#### Exercise details:
Write the full listing out again, word for word, but omit the pictures.

#### Data for review:

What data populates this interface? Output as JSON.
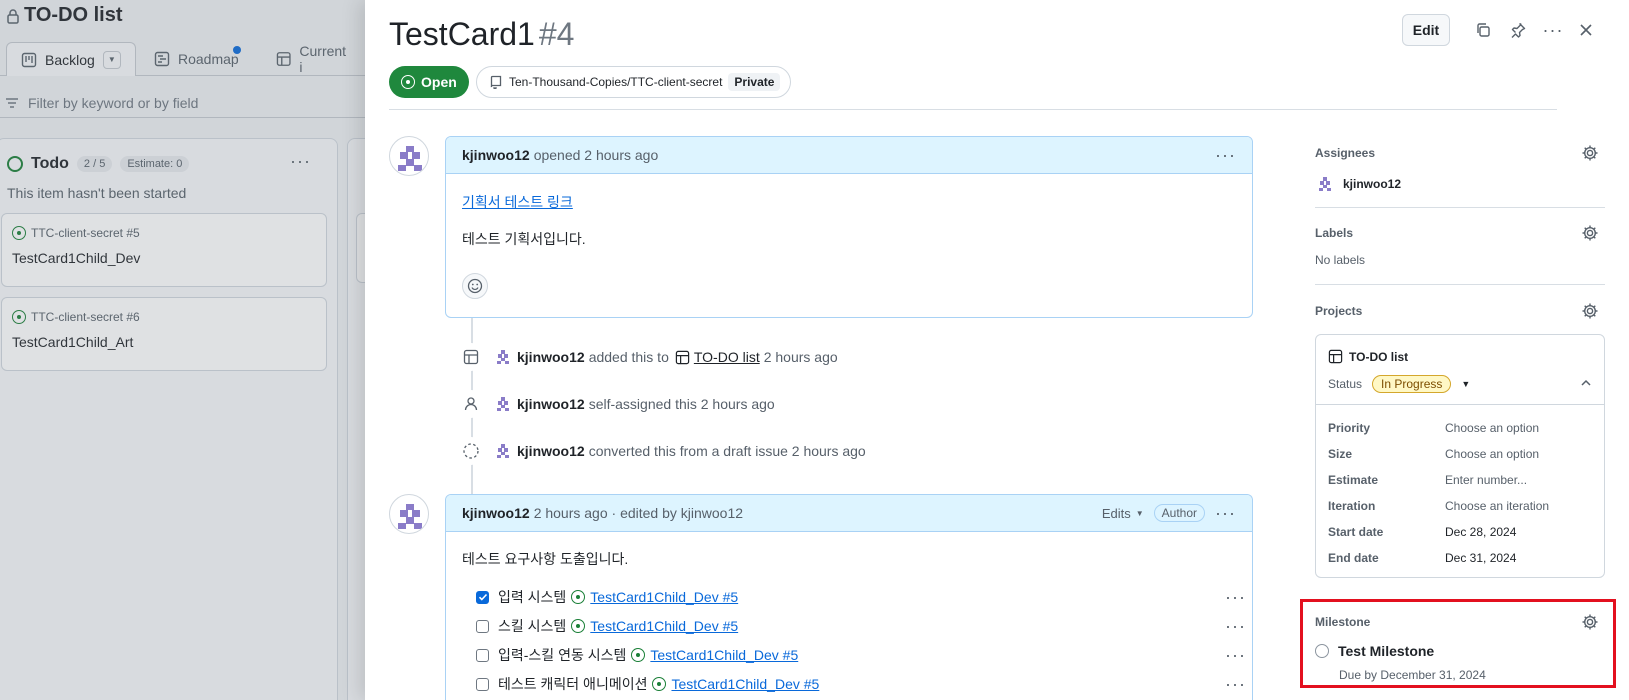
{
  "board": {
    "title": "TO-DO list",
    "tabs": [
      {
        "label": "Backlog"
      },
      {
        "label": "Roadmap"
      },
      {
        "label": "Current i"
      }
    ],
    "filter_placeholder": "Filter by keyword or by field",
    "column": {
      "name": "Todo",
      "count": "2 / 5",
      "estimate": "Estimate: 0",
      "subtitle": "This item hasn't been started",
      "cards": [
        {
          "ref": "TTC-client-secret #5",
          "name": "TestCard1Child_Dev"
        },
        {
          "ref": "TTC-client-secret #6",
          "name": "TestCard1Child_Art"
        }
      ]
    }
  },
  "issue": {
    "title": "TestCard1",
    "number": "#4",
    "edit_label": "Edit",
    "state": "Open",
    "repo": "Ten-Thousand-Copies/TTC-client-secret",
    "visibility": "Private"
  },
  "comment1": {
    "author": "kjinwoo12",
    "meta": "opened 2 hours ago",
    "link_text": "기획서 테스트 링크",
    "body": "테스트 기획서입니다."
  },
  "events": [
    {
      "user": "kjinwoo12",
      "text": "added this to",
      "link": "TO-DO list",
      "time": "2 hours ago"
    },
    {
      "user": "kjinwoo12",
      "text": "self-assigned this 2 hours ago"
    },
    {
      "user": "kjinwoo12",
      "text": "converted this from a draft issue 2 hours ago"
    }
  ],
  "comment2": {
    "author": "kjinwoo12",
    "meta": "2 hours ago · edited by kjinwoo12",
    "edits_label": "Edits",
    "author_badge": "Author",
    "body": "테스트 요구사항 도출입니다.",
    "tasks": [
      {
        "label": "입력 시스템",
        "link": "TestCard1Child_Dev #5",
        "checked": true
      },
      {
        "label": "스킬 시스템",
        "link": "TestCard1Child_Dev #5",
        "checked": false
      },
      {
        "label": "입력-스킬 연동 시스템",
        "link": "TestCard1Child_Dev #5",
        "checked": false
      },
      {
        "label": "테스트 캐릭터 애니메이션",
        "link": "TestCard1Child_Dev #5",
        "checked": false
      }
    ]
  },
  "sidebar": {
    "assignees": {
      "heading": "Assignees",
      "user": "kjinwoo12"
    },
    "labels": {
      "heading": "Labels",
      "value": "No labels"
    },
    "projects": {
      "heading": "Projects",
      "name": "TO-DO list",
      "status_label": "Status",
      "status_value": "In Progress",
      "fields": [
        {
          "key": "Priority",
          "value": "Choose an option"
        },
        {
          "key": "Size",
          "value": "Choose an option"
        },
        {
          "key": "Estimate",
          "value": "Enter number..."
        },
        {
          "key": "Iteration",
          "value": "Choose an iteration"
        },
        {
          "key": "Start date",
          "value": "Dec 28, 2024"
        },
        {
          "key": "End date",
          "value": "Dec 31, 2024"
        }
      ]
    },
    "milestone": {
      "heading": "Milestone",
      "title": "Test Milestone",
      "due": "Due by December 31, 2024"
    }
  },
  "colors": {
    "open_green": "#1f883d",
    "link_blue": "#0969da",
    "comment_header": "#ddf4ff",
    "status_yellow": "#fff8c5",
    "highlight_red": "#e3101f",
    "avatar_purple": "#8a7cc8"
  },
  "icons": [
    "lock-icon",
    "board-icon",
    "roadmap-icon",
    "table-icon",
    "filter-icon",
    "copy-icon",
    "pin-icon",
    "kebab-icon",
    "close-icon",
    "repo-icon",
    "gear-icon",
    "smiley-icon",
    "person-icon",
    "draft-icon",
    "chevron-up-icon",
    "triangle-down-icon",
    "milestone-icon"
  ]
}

#### Answer space:
What data populates this interface? Output as JSON.
{
  "board": {
    "title": "TO-DO list",
    "tabs": [
      {
        "label": "Backlog"
      },
      {
        "label": "Roadmap"
      },
      {
        "label": "Current i"
      }
    ],
    "filter_placeholder": "Filter by keyword or by field",
    "column": {
      "name": "Todo",
      "count": "2 / 5",
      "estimate": "Estimate: 0",
      "subtitle": "This item hasn't been started",
      "cards": [
        {
          "ref": "TTC-client-secret #5",
          "name": "TestCard1Child_Dev"
        },
        {
          "ref": "TTC-client-secret #6",
          "name": "TestCard1Child_Art"
        }
      ]
    }
  },
  "issue": {
    "title": "TestCard1",
    "number": "#4",
    "edit_label": "Edit",
    "state": "Open",
    "repo": "Ten-Thousand-Copies/TTC-client-secret",
    "visibility": "Private"
  },
  "comment1": {
    "author": "kjinwoo12",
    "meta": "opened 2 hours ago",
    "link_text": "기획서 테스트 링크",
    "body": "테스트 기획서입니다."
  },
  "events": [
    {
      "user": "kjinwoo12",
      "text": "added this to",
      "link": "TO-DO list",
      "time": "2 hours ago"
    },
    {
      "user": "kjinwoo12",
      "text": "self-assigned this 2 hours ago"
    },
    {
      "user": "kjinwoo12",
      "text": "converted this from a draft issue 2 hours ago"
    }
  ],
  "comment2": {
    "author": "kjinwoo12",
    "meta": "2 hours ago · edited by kjinwoo12",
    "edits_label": "Edits",
    "author_badge": "Author",
    "body": "테스트 요구사항 도출입니다.",
    "tasks": [
      {
        "label": "입력 시스템",
        "link": "TestCard1Child_Dev #5",
        "checked": true
      },
      {
        "label": "스킬 시스템",
        "link": "TestCard1Child_Dev #5",
        "checked": false
      },
      {
        "label": "입력-스킬 연동 시스템",
        "link": "TestCard1Child_Dev #5",
        "checked": false
      },
      {
        "label": "테스트 캐릭터 애니메이션",
        "link": "TestCard1Child_Dev #5",
        "checked": false
      }
    ]
  },
  "sidebar": {
    "assignees": {
      "heading": "Assignees",
      "user": "kjinwoo12"
    },
    "labels": {
      "heading": "Labels",
      "value": "No labels"
    },
    "projects": {
      "heading": "Projects",
      "name": "TO-DO list",
      "status_label": "Status",
      "status_value": "In Progress",
      "fields": [
        {
          "key": "Priority",
          "value": "Choose an option"
        },
        {
          "key": "Size",
          "value": "Choose an option"
        },
        {
          "key": "Estimate",
          "value": "Enter number..."
        },
        {
          "key": "Iteration",
          "value": "Choose an iteration"
        },
        {
          "key": "Start date",
          "value": "Dec 28, 2024"
        },
        {
          "key": "End date",
          "value": "Dec 31, 2024"
        }
      ]
    },
    "milestone": {
      "heading": "Milestone",
      "title": "Test Milestone",
      "due": "Due by December 31, 2024"
    }
  },
  "colors": {
    "open_green": "#1f883d",
    "link_blue": "#0969da",
    "comment_header": "#ddf4ff",
    "status_yellow": "#fff8c5",
    "highlight_red": "#e3101f",
    "avatar_purple": "#8a7cc8"
  },
  "icons": [
    "lock-icon",
    "board-icon",
    "roadmap-icon",
    "table-icon",
    "filter-icon",
    "copy-icon",
    "pin-icon",
    "kebab-icon",
    "close-icon",
    "repo-icon",
    "gear-icon",
    "smiley-icon",
    "person-icon",
    "draft-icon",
    "chevron-up-icon",
    "triangle-down-icon",
    "milestone-icon"
  ]
}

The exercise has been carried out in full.